When it comes to the health effects of smoking, the ethnicity of smokers may be as important as the kind of cigarettes they smoke.
A new study has found that Chinese- American smokers take in less nicotine per cigarette than white smokers do and that their bodies actually metabolize the drug more slowly.
This may mean that Chinese-Americans generally need fewer cigarettes to maintain their nicotine levels. The finding may also help explain why lung cancer rates are lower among Asians, the authors said.
Writing in The Journal of the National Cancer Institute, researchers from the University of California at San Francisco say the findings may help pinpoint the amount of medication needed to help Chinese-Americans quit smoking.
But beyond that, the authors said, the study suggests that ethnicity may need to be taken into account regularly when determining proper medicine doses.
In the past, Dr. Neal L. Benowitz, the lead author, reported that African-Americans absorbed more cigarette smoke than white smokers.
For this study, he studied nicotine absorption in 37 Chinese-Americans, 40 Latinos and 54 whites.
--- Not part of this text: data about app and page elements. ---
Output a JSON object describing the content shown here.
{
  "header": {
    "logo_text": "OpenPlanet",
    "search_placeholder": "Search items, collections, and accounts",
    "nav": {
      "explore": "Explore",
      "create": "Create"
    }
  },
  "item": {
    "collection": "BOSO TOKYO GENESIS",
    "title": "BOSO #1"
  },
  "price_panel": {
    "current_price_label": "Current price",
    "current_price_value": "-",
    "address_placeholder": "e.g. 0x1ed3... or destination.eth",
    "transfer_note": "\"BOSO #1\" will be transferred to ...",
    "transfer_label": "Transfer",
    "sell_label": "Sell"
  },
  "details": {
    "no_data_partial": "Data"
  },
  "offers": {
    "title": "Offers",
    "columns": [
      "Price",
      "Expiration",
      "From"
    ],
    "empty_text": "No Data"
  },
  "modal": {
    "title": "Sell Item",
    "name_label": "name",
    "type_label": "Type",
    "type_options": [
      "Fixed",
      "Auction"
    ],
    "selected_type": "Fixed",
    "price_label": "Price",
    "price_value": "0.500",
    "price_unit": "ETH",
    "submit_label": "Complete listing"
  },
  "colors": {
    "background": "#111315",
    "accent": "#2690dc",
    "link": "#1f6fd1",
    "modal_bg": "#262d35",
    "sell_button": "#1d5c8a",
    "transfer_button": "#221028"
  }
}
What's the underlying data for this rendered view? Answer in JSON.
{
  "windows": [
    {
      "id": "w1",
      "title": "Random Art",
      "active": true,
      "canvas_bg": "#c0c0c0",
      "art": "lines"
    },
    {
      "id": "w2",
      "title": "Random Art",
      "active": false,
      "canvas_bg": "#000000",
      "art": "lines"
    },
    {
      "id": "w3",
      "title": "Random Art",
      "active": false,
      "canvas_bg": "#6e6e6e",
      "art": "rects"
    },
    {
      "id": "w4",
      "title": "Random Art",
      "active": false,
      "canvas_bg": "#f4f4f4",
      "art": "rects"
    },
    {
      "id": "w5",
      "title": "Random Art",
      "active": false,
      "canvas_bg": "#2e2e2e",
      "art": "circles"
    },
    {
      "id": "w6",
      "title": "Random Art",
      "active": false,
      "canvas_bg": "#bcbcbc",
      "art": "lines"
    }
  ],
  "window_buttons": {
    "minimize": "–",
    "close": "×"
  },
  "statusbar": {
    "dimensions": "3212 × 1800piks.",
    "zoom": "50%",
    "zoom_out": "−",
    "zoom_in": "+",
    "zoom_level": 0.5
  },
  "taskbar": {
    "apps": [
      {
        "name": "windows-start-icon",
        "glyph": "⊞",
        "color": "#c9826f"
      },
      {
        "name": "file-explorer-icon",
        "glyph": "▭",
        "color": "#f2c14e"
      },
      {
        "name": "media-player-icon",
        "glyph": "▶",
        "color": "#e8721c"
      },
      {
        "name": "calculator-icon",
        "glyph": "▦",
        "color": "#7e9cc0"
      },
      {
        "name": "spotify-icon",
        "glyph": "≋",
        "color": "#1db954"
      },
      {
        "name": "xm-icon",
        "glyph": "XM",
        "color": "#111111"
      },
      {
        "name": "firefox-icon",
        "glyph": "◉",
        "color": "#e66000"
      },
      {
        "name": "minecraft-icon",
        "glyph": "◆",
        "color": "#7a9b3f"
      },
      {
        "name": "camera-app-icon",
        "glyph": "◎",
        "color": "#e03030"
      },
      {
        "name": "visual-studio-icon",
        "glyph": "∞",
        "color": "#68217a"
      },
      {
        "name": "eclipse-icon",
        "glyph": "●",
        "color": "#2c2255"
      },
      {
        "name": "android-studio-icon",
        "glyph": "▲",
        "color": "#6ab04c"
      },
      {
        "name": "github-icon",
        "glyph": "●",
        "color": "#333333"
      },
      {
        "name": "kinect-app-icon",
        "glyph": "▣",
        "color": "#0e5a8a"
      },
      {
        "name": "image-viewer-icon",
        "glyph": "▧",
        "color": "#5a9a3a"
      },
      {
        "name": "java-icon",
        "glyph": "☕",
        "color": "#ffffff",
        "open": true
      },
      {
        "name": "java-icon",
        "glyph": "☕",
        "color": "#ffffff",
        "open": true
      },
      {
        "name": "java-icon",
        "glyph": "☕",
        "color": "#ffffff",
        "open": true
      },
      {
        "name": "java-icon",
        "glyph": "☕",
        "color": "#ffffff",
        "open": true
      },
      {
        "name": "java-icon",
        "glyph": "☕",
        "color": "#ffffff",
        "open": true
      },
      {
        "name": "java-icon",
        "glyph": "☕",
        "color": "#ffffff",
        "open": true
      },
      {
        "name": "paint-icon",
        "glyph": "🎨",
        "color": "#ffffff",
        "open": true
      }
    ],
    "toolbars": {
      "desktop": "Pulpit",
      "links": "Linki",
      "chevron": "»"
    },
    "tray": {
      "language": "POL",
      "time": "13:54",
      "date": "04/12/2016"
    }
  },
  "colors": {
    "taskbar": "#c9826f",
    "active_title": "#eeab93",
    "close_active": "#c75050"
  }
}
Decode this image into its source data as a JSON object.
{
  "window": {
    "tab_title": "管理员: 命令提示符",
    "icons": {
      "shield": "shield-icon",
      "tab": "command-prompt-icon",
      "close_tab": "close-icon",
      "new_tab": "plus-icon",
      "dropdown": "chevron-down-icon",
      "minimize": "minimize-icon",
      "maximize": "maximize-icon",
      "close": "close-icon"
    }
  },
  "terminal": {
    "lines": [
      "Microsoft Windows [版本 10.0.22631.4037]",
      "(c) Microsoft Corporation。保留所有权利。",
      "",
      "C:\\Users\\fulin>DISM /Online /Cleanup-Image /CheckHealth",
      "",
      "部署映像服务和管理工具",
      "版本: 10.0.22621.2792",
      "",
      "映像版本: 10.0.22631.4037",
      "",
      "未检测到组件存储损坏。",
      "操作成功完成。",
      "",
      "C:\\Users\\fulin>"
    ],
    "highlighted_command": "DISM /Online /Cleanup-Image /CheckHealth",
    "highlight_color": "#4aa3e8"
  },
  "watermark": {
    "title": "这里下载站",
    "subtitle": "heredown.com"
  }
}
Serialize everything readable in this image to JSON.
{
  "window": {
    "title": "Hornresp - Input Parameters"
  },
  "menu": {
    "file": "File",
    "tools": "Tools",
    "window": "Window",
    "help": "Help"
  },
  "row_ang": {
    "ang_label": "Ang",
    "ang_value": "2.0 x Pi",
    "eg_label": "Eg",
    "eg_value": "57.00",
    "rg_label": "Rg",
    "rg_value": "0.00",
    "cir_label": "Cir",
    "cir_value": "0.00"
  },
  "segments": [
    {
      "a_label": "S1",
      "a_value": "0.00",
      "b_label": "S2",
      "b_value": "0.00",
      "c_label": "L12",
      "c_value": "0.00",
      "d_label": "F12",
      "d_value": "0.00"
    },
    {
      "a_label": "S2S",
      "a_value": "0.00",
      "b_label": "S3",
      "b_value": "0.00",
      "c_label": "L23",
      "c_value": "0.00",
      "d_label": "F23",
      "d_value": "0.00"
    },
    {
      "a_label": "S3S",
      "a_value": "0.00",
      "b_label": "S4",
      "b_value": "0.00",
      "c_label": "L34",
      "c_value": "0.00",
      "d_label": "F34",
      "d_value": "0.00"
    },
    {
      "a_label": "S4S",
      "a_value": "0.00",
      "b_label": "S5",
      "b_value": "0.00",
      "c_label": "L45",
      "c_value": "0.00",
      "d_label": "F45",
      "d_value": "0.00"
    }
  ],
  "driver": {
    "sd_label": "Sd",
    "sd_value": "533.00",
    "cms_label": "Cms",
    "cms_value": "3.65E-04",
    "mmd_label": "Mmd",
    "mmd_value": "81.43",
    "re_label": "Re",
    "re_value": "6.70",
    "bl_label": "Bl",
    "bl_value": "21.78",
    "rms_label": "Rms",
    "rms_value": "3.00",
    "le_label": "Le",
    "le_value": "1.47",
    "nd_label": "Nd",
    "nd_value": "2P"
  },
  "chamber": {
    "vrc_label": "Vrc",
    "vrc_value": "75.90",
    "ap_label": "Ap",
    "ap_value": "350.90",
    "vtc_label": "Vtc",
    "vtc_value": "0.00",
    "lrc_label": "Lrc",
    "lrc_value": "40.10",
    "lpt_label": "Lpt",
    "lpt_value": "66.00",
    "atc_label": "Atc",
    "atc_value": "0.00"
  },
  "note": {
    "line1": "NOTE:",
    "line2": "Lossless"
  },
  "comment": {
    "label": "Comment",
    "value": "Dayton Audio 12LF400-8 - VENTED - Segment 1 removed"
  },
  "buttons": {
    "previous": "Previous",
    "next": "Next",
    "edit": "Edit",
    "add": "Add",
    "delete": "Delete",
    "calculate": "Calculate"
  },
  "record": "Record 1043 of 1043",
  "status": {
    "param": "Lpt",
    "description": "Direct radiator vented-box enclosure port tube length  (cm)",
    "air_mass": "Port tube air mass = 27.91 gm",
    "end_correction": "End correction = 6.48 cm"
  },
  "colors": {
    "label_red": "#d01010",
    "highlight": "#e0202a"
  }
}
The volunteers were given infusions of nicotine that had been specially marked to allow it to be tracked in the body, and then blood and urine samples were taken to see how the nicotine had been metabolized.